■ EXERCISE DESCRIPTION ■
Find the string "ГРУППА" in the data, and copy out each line that has it.
*** Opening of LISTED RECORDS ***
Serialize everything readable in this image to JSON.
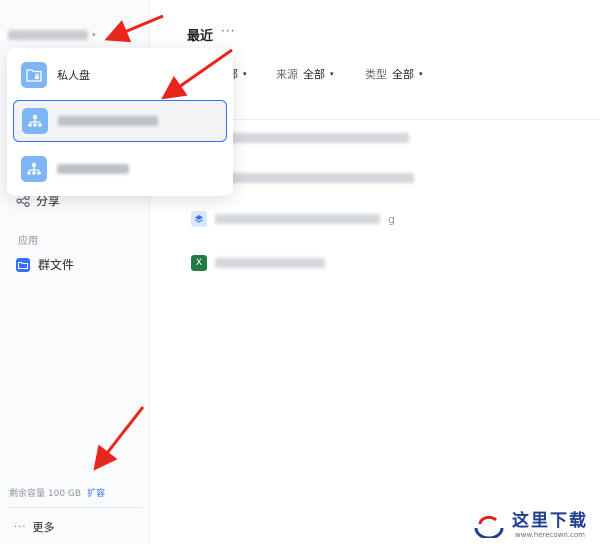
{
  "sidebar": {
    "space_switch_caret": "▾",
    "peek_item_label": "分享",
    "section_label": "应用",
    "apps": [
      {
        "label": "群文件"
      }
    ],
    "storage": {
      "text": "剩余容量 100 GB",
      "link_label": "扩容"
    },
    "more_label": "更多",
    "more_glyph": "···"
  },
  "dropdown": {
    "items": [
      {
        "label": "私人盘",
        "icon": "private-drive-icon",
        "selected": false
      },
      {
        "label": "",
        "icon": "org-drive-icon",
        "selected": true
      },
      {
        "label": "",
        "icon": "org-drive-icon",
        "selected": false
      }
    ]
  },
  "main": {
    "title": "最近",
    "title_more": "···",
    "filters": [
      {
        "label": "",
        "value": "部",
        "caret": "▾"
      },
      {
        "label": "来源",
        "value": "全部",
        "caret": "▾"
      },
      {
        "label": "类型",
        "value": "全部",
        "caret": "▾"
      }
    ],
    "files": [
      {
        "icon": "doc-icon",
        "name": ""
      },
      {
        "icon": "doc-icon",
        "name": ""
      },
      {
        "icon": "layers-icon",
        "name": "g"
      },
      {
        "icon": "excel-icon",
        "name": ""
      }
    ]
  },
  "watermark": {
    "cn": "这里下载",
    "en": "www.herecown.com"
  },
  "colors": {
    "accent": "#3370ff",
    "arrow": "#e8261d",
    "drive_icon": "#7db5f5",
    "excel": "#1f7a45"
  }
}
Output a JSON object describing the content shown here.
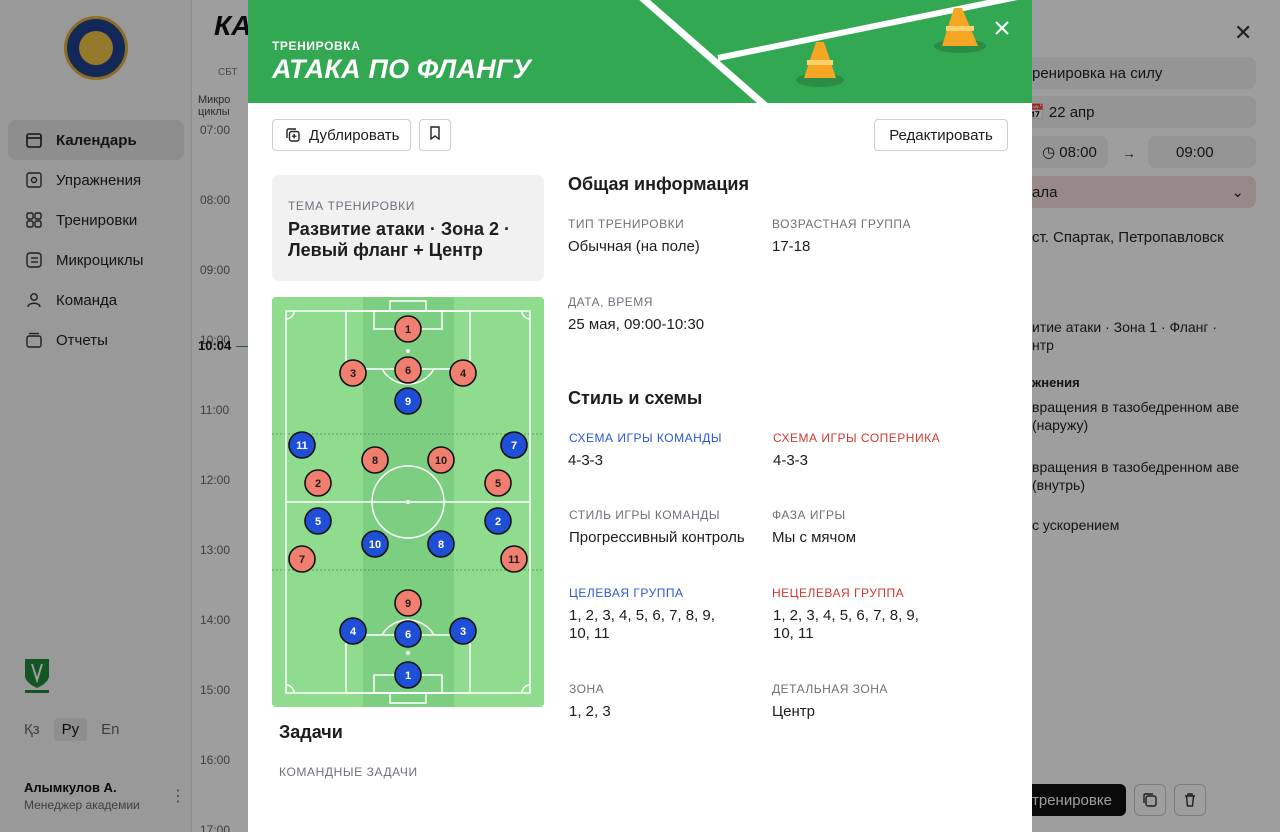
{
  "background": {
    "nav": [
      {
        "label": "Календарь",
        "icon": "calendar-icon",
        "active": true
      },
      {
        "label": "Упражнения",
        "icon": "exercise-icon",
        "active": false
      },
      {
        "label": "Тренировки",
        "icon": "grid-icon",
        "active": false
      },
      {
        "label": "Микроциклы",
        "icon": "list-icon",
        "active": false
      },
      {
        "label": "Команда",
        "icon": "person-icon",
        "active": false
      },
      {
        "label": "Отчеты",
        "icon": "stack-icon",
        "active": false
      }
    ],
    "languages": [
      "Қз",
      "Ру",
      "En"
    ],
    "active_language": "Ру",
    "user_name": "Алымкулов А.",
    "user_role": "Менеджер академии",
    "calendar_title": "КА",
    "weekday": "СБТ",
    "micro_label": "Микро\nциклы",
    "times": [
      "07:00",
      "08:00",
      "09:00",
      "10:00",
      "11:00",
      "12:00",
      "13:00",
      "14:00",
      "15:00",
      "16:00",
      "17:00"
    ],
    "now_time": "10:04",
    "right_panel": {
      "title_field": "ренировка на силу",
      "date": "22 апр",
      "time_from": "08:00",
      "time_to": "09:00",
      "select_text": "ала",
      "location": "ст. Спартак, Петропавловск",
      "theme_partial": "итие атаки · Зона 1 · Фланг · нтр",
      "exercises_header": "жнения",
      "exercise_1": "вращения в тазобедренном аве (наружу)",
      "exercise_2": "вращения в тазобедренном аве (внутрь)",
      "exercise_3": "с ускорением",
      "button": "тренировке"
    }
  },
  "modal": {
    "subtitle": "ТРЕНИРОВКА",
    "title": "АТАКА ПО ФЛАНГУ",
    "buttons": {
      "duplicate": "Дублировать",
      "edit": "Редактировать"
    },
    "theme": {
      "label": "ТЕМА ТРЕНИРОВКИ",
      "text": "Развитие атаки · Зона 2 · Левый фланг + Центр"
    },
    "tasks": {
      "title": "Задачи",
      "subtitle": "КОМАНДНЫЕ ЗАДАЧИ"
    },
    "general": {
      "title": "Общая информация",
      "type_label": "ТИП ТРЕНИРОВКИ",
      "type_value": "Обычная (на поле)",
      "age_label": "ВОЗРАСТНАЯ ГРУППА",
      "age_value": "17-18",
      "datetime_label": "ДАТА, ВРЕМЯ",
      "datetime_value": "25 мая, 09:00-10:30"
    },
    "style": {
      "title": "Стиль и схемы",
      "team_scheme_label": "СХЕМА ИГРЫ КОМАНДЫ",
      "team_scheme_value": "4-3-3",
      "opp_scheme_label": "СХЕМА ИГРЫ СОПЕРНИКА",
      "opp_scheme_value": "4-3-3",
      "team_style_label": "СТИЛЬ ИГРЫ КОМАНДЫ",
      "team_style_value": "Прогрессивный контроль",
      "phase_label": "ФАЗА ИГРЫ",
      "phase_value": "Мы с мячом",
      "target_label": "ЦЕЛЕВАЯ ГРУППА",
      "target_value": "1, 2, 3, 4, 5, 6, 7, 8, 9, 10, 11",
      "nontarget_label": "НЕЦЕЛЕВАЯ ГРУППА",
      "nontarget_value": "1, 2, 3, 4, 5, 6, 7, 8, 9, 10, 11",
      "zone_label": "ЗОНА",
      "zone_value": "1, 2, 3",
      "detail_zone_label": "ДЕТАЛЬНАЯ ЗОНА",
      "detail_zone_value": "Центр"
    },
    "colors": {
      "banner": "#32a853",
      "team": "#1f4fd6",
      "opponent": "#f17f6f"
    },
    "opponent_players": [
      "1",
      "3",
      "6",
      "4",
      "8",
      "10",
      "2",
      "5",
      "7",
      "11",
      "9"
    ],
    "team_players": [
      "9",
      "11",
      "7",
      "5",
      "2",
      "10",
      "8",
      "4",
      "6",
      "3",
      "1"
    ]
  }
}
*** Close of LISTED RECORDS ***
■ SOLUTION TO THE PROBLEM ■
      "age_label": "ВОЗРАСТНАЯ ГРУППА",
      "target_label": "ЦЕЛЕВАЯ ГРУППА",
      "nontarget_label": "НЕЦЕЛЕВАЯ ГРУППА",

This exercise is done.